Men and women are equally good at reading partners’ sexual satisfaction, new study finds
Sally’s very loud — and very fake — public orgasm in the film “When Harry Met Sally” was her emphatic way of proving that Harry has no clue if the revolving door of women he sleeps with are satisfied or not.
Although the jury is still out on one-night stands, a new study of relationships by Canadian psychologists has found that men and women are equally good at picking up on their partners’ sexual satisfaction. If you’re in a committed partnership, your lover already knows how much you’re enjoying yourself in bed — so no need to start using Sally-esque theatrics to get your point across, in other words.
But, for better or worse, the study results also mean that you probably can’t hide dissatisfaction with your sex life well, either.
The researchers surveyed members of 84 heterosexual married or cohabiting Canadian couples on their own levels of sexual satisfaction, as well as what they perceived their partners’ to be. They also looked at relationship happiness, sexual communication and general emotion-recognition ability. First, ratings of sexual satisfaction from each partner were compared with the other, to see how couples stacked up.
“On average, both men and women did well,” said Erin Fallis, study author and psychology graduate student of the University of Waterloo in Ontario. “They had, overall, accurate and unbiased perceptions of their partners’ sexual satisfaction.”
Those who rated themselves as having good sexual communication were, predictably, better at judging their lovers’ pleasure levels. But even for those whose verbal communication was lacking, some made up for it by being naturally adept at reading human emotion. Emotion recognition ability was tested by showing subjects photos of people’s eyes and having them guess which emotion the look was conveying.
Also, judging a partner’s pleasure correctly may arise from natural compatibility rather than relationship longevity, since accuracy was independent of how long the couple had been together.
The study was published online Thursday in the journal Archives of Sexual Behavior.

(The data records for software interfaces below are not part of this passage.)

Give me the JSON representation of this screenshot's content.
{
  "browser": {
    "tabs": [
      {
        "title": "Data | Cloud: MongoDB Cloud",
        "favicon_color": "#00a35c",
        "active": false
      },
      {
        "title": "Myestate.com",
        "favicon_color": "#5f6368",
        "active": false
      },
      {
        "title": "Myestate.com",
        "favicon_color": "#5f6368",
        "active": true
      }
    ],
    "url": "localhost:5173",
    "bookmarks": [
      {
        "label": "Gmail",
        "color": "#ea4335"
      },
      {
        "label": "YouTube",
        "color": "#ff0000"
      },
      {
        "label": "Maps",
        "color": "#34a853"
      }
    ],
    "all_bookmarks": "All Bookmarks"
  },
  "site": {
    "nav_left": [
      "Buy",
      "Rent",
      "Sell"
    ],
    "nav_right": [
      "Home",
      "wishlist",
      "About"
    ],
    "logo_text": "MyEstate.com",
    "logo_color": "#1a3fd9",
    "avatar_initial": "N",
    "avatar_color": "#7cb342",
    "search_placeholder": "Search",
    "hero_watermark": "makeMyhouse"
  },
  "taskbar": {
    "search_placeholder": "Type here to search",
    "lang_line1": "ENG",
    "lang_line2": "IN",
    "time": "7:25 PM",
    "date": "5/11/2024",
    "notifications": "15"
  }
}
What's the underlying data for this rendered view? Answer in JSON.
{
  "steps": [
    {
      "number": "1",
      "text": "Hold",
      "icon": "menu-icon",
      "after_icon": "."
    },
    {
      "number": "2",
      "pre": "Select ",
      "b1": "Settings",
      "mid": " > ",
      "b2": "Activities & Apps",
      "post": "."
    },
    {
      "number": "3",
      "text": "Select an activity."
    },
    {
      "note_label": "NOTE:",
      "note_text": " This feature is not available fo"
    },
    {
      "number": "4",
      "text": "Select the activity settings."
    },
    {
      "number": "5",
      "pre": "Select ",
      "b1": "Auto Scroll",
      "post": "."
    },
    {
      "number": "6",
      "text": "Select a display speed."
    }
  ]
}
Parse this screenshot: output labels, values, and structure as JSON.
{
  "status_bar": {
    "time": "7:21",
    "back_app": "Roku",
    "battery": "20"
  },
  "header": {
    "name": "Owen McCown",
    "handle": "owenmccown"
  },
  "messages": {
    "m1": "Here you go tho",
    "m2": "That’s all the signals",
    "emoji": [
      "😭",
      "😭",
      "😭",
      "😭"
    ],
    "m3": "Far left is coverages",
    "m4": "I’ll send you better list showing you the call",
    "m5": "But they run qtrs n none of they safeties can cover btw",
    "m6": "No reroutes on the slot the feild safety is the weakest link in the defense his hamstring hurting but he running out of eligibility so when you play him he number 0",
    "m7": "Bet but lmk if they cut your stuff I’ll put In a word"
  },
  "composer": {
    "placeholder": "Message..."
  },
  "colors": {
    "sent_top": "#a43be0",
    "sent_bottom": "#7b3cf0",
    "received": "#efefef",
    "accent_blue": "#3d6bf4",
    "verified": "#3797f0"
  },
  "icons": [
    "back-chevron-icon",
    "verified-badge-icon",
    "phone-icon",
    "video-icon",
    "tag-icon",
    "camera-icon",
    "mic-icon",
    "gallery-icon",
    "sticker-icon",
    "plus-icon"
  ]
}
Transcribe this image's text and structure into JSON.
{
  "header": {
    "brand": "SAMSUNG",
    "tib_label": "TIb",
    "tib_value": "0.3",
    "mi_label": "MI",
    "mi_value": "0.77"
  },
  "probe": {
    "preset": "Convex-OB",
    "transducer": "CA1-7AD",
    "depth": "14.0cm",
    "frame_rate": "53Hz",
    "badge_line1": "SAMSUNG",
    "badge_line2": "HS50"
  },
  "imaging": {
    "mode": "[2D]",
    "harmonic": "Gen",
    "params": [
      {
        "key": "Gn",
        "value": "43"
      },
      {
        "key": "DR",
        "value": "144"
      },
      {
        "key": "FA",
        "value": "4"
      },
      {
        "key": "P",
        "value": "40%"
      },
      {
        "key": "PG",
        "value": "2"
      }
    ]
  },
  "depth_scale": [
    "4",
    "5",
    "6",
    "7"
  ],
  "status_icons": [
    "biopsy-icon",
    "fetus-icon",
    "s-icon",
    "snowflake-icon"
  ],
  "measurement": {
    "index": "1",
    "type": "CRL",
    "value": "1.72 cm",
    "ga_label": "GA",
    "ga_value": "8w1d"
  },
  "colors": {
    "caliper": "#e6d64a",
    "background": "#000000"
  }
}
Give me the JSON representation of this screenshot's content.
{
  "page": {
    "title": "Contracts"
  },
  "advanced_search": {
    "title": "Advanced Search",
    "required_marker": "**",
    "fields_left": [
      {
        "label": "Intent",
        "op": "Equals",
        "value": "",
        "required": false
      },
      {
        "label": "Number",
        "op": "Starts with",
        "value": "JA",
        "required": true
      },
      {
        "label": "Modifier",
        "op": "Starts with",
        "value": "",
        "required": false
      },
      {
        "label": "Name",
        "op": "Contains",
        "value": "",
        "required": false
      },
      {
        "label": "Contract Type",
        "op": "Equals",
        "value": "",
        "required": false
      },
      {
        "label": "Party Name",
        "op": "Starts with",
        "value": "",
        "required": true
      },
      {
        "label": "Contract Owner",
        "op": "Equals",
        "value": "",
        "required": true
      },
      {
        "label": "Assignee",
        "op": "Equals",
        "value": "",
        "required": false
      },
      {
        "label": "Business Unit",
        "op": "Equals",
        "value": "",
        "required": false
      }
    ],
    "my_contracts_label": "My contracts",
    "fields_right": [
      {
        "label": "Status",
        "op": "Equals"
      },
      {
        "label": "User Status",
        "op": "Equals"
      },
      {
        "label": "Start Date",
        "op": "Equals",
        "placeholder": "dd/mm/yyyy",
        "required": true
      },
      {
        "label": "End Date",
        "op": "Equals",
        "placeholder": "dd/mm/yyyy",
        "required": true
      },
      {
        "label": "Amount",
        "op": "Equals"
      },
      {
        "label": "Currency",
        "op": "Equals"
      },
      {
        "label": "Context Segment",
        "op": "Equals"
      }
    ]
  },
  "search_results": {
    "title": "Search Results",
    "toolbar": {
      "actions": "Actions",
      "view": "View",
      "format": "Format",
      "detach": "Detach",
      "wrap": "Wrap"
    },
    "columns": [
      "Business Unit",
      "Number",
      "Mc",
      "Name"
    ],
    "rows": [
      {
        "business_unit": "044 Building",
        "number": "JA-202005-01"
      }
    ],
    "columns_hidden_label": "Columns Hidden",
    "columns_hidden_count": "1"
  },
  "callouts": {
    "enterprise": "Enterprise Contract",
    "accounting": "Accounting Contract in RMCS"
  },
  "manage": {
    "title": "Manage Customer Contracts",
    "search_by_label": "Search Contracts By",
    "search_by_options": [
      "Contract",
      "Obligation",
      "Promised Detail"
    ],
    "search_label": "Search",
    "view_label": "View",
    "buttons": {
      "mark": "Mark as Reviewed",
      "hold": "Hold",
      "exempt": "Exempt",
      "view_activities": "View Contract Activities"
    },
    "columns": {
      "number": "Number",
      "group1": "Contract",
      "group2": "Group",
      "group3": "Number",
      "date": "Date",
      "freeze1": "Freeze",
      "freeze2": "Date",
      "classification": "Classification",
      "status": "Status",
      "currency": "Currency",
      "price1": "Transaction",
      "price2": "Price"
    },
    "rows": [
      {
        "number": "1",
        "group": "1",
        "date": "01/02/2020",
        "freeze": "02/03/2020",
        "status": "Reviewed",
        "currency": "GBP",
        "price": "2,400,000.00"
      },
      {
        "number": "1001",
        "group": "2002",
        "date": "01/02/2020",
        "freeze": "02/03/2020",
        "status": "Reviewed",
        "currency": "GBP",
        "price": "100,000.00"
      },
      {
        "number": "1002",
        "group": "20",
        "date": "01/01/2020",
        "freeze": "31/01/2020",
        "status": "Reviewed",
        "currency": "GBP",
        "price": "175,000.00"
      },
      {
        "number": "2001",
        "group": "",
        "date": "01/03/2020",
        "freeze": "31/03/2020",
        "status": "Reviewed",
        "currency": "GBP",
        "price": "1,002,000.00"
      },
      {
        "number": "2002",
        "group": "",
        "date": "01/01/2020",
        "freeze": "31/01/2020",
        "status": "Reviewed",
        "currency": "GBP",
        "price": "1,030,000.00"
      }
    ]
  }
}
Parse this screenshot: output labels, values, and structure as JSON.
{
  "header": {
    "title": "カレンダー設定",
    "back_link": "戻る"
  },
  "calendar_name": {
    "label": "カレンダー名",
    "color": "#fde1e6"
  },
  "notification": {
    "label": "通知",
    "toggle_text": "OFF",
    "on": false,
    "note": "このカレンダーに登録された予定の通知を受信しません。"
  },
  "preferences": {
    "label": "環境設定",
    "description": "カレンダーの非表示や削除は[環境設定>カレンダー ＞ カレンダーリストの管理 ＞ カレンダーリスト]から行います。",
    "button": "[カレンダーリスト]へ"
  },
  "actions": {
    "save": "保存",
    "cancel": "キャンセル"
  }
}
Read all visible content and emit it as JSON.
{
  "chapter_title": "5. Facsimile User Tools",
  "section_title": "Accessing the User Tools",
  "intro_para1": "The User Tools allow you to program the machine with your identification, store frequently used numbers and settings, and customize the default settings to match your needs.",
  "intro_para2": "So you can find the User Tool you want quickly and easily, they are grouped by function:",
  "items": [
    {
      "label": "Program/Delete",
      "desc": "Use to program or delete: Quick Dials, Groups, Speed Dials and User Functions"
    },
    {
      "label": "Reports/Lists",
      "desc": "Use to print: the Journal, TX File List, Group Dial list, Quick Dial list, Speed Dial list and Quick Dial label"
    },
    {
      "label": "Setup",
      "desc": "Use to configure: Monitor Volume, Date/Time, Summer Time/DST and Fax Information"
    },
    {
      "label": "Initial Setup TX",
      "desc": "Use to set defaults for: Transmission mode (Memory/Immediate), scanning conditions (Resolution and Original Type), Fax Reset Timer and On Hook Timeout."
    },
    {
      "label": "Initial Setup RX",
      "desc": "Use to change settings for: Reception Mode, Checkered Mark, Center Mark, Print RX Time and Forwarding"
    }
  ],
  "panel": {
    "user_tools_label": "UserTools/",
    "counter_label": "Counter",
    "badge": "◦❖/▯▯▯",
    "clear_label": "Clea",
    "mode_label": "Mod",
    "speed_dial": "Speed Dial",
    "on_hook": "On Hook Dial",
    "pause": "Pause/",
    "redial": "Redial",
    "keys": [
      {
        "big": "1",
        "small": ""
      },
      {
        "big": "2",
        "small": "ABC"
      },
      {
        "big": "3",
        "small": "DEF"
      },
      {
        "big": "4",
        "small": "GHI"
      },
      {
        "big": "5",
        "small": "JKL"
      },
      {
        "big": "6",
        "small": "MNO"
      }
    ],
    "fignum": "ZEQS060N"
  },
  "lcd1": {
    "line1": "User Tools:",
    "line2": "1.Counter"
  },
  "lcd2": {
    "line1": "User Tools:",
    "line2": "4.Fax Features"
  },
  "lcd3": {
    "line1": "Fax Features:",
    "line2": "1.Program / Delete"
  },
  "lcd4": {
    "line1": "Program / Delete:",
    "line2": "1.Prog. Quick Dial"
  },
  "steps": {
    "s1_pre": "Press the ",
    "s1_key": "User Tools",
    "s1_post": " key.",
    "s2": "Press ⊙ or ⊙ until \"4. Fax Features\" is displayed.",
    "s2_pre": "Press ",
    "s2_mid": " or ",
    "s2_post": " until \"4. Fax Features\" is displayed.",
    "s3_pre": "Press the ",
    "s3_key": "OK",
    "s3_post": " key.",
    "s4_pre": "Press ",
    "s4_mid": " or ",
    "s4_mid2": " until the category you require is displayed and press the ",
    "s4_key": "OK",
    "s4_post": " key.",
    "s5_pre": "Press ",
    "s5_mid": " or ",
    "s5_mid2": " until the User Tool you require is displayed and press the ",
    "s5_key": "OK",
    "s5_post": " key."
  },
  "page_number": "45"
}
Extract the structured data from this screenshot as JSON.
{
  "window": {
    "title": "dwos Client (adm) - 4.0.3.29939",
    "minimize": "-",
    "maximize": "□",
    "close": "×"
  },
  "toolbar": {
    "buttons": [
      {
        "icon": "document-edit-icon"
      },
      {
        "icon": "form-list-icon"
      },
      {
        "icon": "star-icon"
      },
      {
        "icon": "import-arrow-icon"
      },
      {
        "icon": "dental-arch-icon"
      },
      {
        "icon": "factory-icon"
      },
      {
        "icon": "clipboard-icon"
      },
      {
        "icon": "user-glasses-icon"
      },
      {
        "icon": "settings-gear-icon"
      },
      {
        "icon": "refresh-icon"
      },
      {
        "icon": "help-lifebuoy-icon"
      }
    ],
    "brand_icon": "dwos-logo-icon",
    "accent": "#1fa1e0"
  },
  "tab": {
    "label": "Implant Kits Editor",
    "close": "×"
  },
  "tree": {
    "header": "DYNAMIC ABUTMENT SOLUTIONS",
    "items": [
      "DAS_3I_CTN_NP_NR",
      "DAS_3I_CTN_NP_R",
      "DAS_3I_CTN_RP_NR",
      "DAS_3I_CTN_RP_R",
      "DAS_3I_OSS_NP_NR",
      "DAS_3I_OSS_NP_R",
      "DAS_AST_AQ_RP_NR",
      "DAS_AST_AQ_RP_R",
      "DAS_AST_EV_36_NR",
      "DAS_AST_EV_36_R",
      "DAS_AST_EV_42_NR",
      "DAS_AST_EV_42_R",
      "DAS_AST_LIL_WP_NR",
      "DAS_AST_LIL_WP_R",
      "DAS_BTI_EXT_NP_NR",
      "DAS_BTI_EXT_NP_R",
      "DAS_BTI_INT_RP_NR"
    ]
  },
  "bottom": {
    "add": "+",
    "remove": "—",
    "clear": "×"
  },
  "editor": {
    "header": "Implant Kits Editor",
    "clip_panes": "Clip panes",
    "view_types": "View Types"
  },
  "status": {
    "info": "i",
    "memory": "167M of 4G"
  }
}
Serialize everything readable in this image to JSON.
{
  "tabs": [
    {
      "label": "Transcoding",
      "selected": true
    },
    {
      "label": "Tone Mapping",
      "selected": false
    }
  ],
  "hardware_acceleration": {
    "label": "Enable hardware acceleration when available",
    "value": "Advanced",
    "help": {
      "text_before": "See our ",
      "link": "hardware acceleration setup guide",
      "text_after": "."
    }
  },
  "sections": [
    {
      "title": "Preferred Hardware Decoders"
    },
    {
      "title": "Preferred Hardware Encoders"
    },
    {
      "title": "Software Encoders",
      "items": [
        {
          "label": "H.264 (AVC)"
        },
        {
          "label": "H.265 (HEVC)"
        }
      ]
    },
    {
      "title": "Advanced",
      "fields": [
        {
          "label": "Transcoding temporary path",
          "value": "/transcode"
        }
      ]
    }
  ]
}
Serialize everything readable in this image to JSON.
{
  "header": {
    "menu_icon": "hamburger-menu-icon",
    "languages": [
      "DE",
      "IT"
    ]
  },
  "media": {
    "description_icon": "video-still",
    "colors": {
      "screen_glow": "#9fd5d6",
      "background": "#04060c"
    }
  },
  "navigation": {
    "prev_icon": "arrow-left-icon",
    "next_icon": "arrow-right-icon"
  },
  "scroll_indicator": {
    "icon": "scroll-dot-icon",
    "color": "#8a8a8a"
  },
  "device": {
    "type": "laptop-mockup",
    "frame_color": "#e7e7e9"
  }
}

Some studies in the past had hinted that men overestimate how much satisfaction their female partners get from sex. One survey from 1992, by pioneering sociologist Edward O. Laumann of the University of Chicago, found that 43.5 percent of men reported that their partners always had an orgasm, but only 28.6 percent of women self-reported having orgasms.
A more recent study published in 2010 found a similar result: 85 percent of men said their partners had an orgasm during their last sexual encounter, but only 64 percent of women said the same.
But Fallis noted that these were studies of individuals, not couples; plus, there’s arguably more to sexual satisfaction than reaching climax.
“I would discourage against looking at orgasm as a comprehensive measure of sexual satisfaction,” she said.
But Laumann said their subject recruitment methods are flawed. While he performed mostly in-home interviews for his 1992 sex survey, Fallis and her colleagues had couples come into the lab together to answer questions for the three-hour-long study — which probably selected out any subjects with troubled relationships.
“A couple who don’t really care much for each other anymore — are they going to rush in to do this kind of survey?” he asked. “It imposes a lot of requirements on the couple to be cooperative.”
The couples overall rated themselves quite content with their relationships, and Fallis isn’t sure the results would hold for couples in distress.
“It’s a happy message, but it’s not necessarily a valid message,” Laumann said. The researchers “have a lot of information, but they didn’t pay as much attention to who they got it from.”
Psychologist James McNulty of Florida State University, who was not involved in the study, said he wondered what kind of impact accurate perceptions of a partner’s sexual satisfaction would have on the relationship.
In a healthy pairing, perhaps noticing a partner’s waning enthusiasm could push for a much-needed update of a couple’s sexual script — the series of actions and routines that a couple develops when it comes to sex. A sexual script can include factors such as time of day, extent of foreplay, weekends vs. weekdays and location in the house. A shot of novelty can boost levels of pleasure for all parties involved, which can ultimately prove positive for a relationship.
“Sexual satisfaction is the strongest predictor of men’s relationship stability — whether they break up or stay together,” Fallis said, citing an extensive review paper of studies on married couples. “It’s the second strongest for women after relationship satisfaction.”
Clinical psychologist Gregory Kuhlman of Brooklyn College, also not involved with the study, said the results should encourage individuals to speak freely about sexual frustrations or unmet needs, since partners probably already know if they are feeling unfulfilled.
But how to bring it up without offending or upsetting someone is another hurdle. Recognizing that a happy partner is happy can be great, but the opposite — discerning unhappiness — can be threatening and anxiety-fueling, McNulty said.
“The standard advice about discussing sex is: Don’t do it during sex,” Kuhlman said. “As with any potentially sensitive topic, pick a time when you’re both well-rested, undistracted, etc.”